This is not necessarily the reason why the movie is problematic; the film is problematic because it does not offer any opposition to Joker’s ideology. Besides Murray trying to reason with Joker in the last ten minutes of the movie, no character directly challenges Joker’s actions or motives. The film relies on the general audiences’ understanding of how dangerous; violent ideologies are as a detergent for this mind frame.
Another issue with the movie is the baiting nature of how they chose to criticize the media in the movie. In the weeks following the first reactions of the film, there was a level of social anxiety about how people who are prone to violence and deplorable behaviour would view the movie. As in the movie, the media played a huge part in spreading this moral panic, just like how the media is choosing to frame the movie in real-time. The problem with this is that in attempting to provide criticism of the press, the movie baits the media to do exactly what they are critiquing.
Joker is not your typical comic book movie; this movie is as realistic as any movie that pathologizes a murderer. It is a movie that can stand on its own in our reality living in America. Its politics, its social commentary, its exploitative nature are factors that mirror what we see everyday living in America. It is foolish to think that Todd Phillips did not expect the media to frame the movie in the manner of sympathizing with murderers.
With the widespread panic revolving around the movie, it potentially opens doors for people who share Joker’s motives to see the film and become enticed by the message. This is not to say that the movie is directly responsible for any deplorable behaviour, but what it does mean is that movies that align themselves with violent ideologies cannot separate themselves from how viewers may frame the meaning of the film. Because there is no direct foil to Joker’s intentions, to his worldview, to his violence, the movie is placing a lot of faith on its viewers to make their own opinion about Joker and his actions.
So yeah, the movie has its problematic tendencies. Joker is not a movie for the faint of heart. It is triggering, poignant, and Idiosyncratic enough that the sheer thought of the film is haunting. Joaquin Pheonix’s performance is incredible and objectively Oscar-worthy, and Todd Phillips has changed the conversation of comic book movies forever. If anything, the discussions around the Joker should influence you to see the movie yourself and make your own opinion on it. There is so much to unpack, and this is only the beginning of what I experienced when watching the movie for the first time. However, I believe this is an experience that everyone should have.
By: Deareyes Bryant
Edited: Keshav Kant
Keshav Kant, aka Mx. KantEven, is a neuroscience nerd turned Creative Consultant and Executive Director of Off Colour!

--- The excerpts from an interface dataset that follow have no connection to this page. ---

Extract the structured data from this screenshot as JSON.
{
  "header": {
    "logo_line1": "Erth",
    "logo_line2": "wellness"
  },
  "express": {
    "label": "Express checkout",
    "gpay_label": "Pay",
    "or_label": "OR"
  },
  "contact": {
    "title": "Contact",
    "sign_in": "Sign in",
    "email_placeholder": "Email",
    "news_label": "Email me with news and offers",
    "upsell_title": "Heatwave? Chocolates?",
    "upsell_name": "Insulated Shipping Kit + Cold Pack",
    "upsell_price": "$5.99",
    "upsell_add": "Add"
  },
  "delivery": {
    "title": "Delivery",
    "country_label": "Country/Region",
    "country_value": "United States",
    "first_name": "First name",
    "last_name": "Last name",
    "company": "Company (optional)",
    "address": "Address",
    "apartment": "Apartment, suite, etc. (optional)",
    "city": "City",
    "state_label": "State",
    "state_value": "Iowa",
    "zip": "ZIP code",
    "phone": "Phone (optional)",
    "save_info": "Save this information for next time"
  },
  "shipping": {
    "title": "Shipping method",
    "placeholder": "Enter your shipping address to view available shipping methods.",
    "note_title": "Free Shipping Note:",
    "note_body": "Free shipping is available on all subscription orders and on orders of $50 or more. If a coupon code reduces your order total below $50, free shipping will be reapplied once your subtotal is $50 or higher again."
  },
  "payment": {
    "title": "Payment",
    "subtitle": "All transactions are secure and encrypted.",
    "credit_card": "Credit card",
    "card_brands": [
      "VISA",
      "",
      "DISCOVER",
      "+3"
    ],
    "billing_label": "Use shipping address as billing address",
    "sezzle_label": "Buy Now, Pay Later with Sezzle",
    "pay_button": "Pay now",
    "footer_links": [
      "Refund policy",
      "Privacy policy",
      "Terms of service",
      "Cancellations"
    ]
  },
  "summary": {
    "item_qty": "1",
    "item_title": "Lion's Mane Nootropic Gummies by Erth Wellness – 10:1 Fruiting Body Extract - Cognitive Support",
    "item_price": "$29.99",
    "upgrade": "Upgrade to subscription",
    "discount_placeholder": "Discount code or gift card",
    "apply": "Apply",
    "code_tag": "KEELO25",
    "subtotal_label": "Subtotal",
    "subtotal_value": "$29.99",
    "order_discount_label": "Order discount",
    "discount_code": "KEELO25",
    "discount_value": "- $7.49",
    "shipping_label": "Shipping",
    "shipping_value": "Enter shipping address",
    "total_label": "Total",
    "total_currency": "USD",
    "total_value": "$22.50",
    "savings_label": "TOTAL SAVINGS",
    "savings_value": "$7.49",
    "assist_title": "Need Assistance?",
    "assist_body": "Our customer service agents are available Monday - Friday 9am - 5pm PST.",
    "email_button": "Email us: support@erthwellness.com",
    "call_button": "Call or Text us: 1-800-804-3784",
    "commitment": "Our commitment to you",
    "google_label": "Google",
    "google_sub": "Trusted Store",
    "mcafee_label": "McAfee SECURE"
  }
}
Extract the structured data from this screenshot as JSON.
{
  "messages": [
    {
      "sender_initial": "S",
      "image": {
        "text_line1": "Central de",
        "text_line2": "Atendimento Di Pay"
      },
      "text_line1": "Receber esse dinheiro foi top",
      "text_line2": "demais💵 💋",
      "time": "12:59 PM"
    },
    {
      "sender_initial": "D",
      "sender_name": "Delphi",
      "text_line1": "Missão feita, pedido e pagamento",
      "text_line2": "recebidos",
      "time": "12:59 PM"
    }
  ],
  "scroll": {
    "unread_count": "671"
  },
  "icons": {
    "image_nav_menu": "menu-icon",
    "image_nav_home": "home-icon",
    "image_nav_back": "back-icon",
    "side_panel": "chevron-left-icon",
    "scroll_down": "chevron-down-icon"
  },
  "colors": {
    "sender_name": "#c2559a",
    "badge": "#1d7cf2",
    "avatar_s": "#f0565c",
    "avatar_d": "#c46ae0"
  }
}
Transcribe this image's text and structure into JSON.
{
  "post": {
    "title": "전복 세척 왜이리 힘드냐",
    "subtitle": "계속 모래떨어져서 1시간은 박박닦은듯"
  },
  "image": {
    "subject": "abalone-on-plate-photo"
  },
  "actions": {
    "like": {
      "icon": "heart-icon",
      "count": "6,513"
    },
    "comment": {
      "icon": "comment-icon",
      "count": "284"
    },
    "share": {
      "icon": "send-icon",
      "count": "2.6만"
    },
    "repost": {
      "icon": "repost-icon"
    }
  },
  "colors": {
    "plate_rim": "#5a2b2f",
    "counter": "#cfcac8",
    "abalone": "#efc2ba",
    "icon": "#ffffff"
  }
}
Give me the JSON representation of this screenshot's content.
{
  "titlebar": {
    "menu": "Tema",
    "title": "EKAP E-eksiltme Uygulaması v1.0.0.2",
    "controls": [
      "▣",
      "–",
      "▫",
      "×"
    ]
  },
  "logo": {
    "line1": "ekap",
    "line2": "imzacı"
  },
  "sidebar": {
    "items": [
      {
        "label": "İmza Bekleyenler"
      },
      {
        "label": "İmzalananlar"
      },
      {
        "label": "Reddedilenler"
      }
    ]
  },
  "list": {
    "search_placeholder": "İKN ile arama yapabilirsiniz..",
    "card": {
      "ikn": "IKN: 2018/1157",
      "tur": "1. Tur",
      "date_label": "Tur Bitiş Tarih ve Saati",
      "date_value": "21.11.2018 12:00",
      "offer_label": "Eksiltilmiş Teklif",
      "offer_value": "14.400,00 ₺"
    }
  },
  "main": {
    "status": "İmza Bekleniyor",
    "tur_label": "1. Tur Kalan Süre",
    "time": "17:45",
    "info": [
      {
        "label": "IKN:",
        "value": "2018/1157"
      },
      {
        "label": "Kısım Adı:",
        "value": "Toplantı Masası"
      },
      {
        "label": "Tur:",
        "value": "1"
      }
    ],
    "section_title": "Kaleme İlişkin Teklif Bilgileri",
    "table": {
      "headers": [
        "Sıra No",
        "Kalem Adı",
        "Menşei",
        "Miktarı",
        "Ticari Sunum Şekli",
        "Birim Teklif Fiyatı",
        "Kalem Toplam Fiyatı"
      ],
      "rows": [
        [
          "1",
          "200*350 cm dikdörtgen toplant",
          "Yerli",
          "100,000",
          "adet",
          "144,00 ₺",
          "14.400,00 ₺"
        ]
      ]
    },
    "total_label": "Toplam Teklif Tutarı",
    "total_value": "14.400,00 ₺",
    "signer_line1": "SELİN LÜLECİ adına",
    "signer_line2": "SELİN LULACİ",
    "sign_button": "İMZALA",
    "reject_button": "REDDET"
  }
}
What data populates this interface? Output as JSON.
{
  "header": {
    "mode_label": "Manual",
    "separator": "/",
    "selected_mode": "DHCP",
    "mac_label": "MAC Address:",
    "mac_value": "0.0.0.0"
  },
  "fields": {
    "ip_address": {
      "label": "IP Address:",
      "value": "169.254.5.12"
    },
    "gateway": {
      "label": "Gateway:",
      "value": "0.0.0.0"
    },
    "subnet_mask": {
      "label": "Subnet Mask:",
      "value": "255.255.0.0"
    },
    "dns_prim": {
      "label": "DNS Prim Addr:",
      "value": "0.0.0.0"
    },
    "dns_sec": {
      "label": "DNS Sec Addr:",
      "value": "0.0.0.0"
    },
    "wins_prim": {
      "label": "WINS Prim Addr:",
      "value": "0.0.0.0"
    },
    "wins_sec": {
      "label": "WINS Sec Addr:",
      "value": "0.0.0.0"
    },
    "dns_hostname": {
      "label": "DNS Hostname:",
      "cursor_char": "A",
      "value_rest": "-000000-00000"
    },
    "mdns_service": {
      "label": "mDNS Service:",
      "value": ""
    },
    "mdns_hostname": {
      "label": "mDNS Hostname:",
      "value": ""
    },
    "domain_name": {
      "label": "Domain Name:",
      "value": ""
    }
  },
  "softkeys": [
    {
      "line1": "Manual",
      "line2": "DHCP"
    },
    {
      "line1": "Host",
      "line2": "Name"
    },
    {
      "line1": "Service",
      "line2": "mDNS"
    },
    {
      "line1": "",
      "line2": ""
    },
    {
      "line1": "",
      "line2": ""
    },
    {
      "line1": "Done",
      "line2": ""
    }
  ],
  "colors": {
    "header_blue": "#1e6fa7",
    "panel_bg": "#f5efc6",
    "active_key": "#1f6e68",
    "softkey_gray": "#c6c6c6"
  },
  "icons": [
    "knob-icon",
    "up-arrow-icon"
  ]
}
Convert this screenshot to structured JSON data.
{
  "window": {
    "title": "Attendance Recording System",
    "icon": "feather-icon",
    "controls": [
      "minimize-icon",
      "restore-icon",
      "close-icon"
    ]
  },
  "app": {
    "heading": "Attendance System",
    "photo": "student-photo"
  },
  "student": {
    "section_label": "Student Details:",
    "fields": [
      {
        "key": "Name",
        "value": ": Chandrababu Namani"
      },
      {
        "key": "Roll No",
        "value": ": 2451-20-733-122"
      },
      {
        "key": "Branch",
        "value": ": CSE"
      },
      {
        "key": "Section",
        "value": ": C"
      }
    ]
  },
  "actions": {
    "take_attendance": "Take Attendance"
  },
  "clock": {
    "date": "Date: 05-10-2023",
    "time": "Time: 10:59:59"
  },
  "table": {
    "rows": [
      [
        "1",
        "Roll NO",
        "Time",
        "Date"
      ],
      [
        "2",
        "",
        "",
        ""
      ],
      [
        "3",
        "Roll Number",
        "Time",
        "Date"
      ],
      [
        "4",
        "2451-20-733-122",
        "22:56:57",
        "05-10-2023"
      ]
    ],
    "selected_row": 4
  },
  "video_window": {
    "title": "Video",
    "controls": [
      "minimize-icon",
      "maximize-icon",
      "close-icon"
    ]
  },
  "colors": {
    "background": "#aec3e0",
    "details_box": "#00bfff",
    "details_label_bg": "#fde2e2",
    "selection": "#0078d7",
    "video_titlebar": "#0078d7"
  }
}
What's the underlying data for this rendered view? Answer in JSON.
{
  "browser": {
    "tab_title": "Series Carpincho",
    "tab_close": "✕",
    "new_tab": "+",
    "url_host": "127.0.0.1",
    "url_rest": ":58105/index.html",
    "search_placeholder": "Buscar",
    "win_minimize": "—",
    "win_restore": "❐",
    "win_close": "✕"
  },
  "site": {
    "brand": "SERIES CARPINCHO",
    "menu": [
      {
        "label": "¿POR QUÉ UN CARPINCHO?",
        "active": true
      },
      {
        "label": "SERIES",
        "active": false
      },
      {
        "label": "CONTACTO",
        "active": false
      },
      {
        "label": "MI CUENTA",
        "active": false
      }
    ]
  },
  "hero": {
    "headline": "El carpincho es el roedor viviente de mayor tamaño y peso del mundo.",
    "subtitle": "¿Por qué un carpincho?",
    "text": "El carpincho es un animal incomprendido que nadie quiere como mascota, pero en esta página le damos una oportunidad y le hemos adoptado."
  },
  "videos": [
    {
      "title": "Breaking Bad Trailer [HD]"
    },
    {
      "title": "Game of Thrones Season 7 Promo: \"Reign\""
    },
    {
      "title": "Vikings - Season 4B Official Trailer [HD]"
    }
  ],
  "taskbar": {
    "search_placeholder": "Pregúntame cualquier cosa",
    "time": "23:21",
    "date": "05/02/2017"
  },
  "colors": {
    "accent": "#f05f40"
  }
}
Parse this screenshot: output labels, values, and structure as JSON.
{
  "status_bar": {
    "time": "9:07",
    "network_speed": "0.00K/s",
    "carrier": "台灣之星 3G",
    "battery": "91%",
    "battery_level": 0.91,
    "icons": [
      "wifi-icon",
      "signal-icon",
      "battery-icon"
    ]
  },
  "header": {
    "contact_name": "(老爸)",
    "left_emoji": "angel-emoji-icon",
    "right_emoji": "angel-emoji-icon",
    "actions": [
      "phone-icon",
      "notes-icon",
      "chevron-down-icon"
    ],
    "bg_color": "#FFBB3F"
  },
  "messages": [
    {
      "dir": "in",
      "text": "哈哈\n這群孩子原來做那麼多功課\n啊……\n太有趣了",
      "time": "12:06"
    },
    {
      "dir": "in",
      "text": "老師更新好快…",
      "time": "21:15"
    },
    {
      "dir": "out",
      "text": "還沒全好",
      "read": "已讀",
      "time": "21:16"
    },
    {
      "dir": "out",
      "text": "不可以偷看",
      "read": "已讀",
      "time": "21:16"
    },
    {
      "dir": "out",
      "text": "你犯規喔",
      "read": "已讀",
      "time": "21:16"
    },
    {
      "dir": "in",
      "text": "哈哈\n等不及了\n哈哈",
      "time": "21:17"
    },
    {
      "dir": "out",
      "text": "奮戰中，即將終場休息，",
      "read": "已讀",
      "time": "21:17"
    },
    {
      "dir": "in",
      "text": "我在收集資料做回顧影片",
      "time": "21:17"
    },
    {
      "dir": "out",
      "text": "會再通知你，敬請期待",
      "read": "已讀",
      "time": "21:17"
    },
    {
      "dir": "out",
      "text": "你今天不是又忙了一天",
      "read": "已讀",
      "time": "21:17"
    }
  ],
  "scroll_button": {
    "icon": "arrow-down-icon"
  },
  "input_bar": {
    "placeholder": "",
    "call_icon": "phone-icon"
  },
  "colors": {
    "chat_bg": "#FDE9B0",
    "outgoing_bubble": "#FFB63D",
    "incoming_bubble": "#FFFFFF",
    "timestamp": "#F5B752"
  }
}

You’ve probably seen her on TikTok or caught her work on Off Colour's many channels. From consulting on films & shows, manuscript review, conducting interviews, or hosting podcasts & panels, if there is some way to bring sensitivity and authenticity to diversity, inclusion and equity conversations, Keshav will be there.